== THE DATA

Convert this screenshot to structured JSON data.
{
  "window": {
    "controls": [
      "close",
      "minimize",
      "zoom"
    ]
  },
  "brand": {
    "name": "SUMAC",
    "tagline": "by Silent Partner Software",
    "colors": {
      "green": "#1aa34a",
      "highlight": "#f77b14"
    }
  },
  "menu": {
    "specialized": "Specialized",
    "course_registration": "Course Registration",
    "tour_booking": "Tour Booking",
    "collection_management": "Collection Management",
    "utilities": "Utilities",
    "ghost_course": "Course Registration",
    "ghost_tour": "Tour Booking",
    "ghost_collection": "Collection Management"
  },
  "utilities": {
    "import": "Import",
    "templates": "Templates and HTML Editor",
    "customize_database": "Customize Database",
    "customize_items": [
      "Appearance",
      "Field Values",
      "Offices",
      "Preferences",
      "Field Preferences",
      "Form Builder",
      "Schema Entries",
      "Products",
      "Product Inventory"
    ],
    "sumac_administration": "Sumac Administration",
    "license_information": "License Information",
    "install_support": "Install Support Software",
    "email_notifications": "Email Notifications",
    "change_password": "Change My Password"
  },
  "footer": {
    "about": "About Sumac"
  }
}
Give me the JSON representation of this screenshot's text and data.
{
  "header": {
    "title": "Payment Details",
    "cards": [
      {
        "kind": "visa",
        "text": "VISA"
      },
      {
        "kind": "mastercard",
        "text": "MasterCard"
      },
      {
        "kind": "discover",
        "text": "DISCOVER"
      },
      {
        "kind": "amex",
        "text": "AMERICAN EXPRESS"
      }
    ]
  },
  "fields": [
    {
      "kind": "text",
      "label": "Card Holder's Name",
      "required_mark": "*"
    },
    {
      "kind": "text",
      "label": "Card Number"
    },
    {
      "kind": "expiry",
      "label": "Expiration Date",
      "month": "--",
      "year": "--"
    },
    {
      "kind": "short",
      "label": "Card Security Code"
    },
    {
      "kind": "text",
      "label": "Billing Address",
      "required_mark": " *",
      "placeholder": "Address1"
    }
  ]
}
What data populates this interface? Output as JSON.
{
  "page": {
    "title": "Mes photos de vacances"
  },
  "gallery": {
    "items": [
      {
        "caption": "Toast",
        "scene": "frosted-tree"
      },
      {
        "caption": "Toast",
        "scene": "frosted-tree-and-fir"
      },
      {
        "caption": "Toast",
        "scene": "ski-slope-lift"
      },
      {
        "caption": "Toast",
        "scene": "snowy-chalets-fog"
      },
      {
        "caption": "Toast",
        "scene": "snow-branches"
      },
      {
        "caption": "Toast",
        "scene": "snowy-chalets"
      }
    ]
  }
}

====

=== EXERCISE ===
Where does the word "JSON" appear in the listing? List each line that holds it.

=== SOLUTION ===
Convert this screenshot to structured JSON data.
Give me the JSON representation of this screenshot's text and data.
What data populates this interface? Output as JSON.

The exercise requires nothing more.